“It doesn’t always help us to love the world, but it does prevent us from hating the world.”
Even since I was tiny, I’ve been a fast reader and so for me with books, the bigger the better. With a two hundred pager I’m absorbed into its world of thick, black type and spat back out again in a matter of hours. So when I came across Shantaram in the corner of an English book shop in Prague, in all it’s nine-hundred and forty four page glory, you could say it was easy to pick my next read.
Its length is daunting. If you were looking for light entertainment and a cheap, quick laugh I would suggest looking elsewhere.
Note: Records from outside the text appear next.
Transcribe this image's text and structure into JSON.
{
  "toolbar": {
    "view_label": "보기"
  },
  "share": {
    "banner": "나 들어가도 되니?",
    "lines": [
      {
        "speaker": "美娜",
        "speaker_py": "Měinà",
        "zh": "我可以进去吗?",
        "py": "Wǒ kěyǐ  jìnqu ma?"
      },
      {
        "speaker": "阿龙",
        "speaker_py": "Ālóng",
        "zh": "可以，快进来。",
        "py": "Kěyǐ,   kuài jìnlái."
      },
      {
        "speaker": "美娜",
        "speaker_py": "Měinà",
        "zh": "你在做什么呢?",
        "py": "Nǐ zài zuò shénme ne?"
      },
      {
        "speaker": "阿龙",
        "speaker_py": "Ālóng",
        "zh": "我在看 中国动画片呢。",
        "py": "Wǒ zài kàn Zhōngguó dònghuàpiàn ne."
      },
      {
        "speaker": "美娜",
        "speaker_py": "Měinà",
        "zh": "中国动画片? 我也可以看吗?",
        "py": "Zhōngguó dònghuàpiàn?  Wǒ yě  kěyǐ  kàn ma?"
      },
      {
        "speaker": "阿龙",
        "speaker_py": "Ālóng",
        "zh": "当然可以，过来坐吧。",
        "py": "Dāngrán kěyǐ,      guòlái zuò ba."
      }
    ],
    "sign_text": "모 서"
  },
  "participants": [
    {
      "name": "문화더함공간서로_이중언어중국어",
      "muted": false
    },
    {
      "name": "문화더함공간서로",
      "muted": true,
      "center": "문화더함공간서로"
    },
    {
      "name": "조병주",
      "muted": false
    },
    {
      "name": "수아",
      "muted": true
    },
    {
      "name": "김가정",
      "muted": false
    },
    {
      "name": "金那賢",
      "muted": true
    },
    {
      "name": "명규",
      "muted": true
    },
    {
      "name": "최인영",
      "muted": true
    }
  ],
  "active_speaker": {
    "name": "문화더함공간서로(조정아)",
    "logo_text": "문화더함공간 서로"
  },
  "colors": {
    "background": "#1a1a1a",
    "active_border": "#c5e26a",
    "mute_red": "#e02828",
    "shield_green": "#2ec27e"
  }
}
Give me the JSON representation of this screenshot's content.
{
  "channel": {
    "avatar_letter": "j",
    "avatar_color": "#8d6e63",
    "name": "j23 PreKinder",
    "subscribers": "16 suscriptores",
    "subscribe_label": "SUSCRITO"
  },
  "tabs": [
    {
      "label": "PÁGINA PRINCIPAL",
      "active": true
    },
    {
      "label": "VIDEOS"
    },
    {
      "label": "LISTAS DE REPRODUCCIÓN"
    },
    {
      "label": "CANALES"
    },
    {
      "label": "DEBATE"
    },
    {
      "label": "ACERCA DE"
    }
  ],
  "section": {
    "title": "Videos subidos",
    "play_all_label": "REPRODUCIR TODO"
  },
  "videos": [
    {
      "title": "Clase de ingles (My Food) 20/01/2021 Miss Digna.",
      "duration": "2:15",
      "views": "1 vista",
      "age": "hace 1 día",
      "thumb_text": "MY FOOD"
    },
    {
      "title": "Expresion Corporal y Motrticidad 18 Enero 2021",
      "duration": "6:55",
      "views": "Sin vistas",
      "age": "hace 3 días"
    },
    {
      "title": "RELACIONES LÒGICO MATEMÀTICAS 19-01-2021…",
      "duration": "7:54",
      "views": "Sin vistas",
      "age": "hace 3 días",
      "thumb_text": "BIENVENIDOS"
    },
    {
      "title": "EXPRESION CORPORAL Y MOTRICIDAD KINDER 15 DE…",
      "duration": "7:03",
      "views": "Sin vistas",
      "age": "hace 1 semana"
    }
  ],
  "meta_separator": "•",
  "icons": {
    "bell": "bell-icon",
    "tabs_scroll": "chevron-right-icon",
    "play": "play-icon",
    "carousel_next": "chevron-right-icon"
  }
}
Shantaram weighed down my bag considerably for the week of bus journeys and train-rides that it accompanied me.
It’s a somewhat memoir, an autobiography of sorts. The characters are mismatched, patchwork people, assembled from the memories of the author. But elaborated truth or not it is a beautiful world that Roberts creates. It’s simple language arranged in a way that draws you into his India so fully and completely that I found myself making mug after mug of chai on our stove so I truly could immerse myself in the four-dimensional experience.
Roberts has a clawed hold over your emotions but he isn’t clumsy with them. The tragic deaths of characters are not drawn out, lengthy, but short, sweet and all the more painful for it. He makes you feel everything all at once, its beautifully emotionally relatable despite the absurdity of the protagonist. I certainly never thought the word “relatable” would fall from my lips when talking about an ex-convict and heroin addict. But I think what I mean is that the narrative is quite simply a human account from the viewpoint of the extraordinary.
“I was a revolutionary who lost his ideals in heroin, a philosopher who lost his integrity in crime, and a poet who lost his soul in a maximum security prison.”
I hate to give away plots in a review so I’ll sum up the scenery that Roberts sets. Its narrated by Lin, an ex-convict fleeing the Australian authorities who seeks out India as a bustling melting pot of beggars, thieves, mafia, actors and lovers in which to suitably disappear. Led by an unlikely friend, Prabaker, Lin becomes enveloped in Bombay, an otherworldly unlikely utopia, where philosophical insight and just morality are served up from the unlikeliest of sources. Where you question the criminality of thieves and the happiness of rich men.
It contains some nuggets of pure gold life advice every couple of pages. They are understated and so all the more sweet. Usually dished out by those on the fringes of the slums or at the top of the criminal ladder, each one an unlikely source for philosophical insight.
“Anything that can be put in a nutshell should remain there”
If it fails to do anything else Shantaram fills you with an immense love for India, not romanticized but a gritty reality of simple love that flourishes in the most desolate poverty. It is powerful, insightful and thought provoking, however cliché. Roberts’ depictions of Bombay, a city of extremes, leave the air around you smelling of cardamom and dust long after you’ve closed its pages.
“The past reflects eternally between two mirrors -the bright mirror of words and deeds, and the dark one, full of things we didn’t do or say.”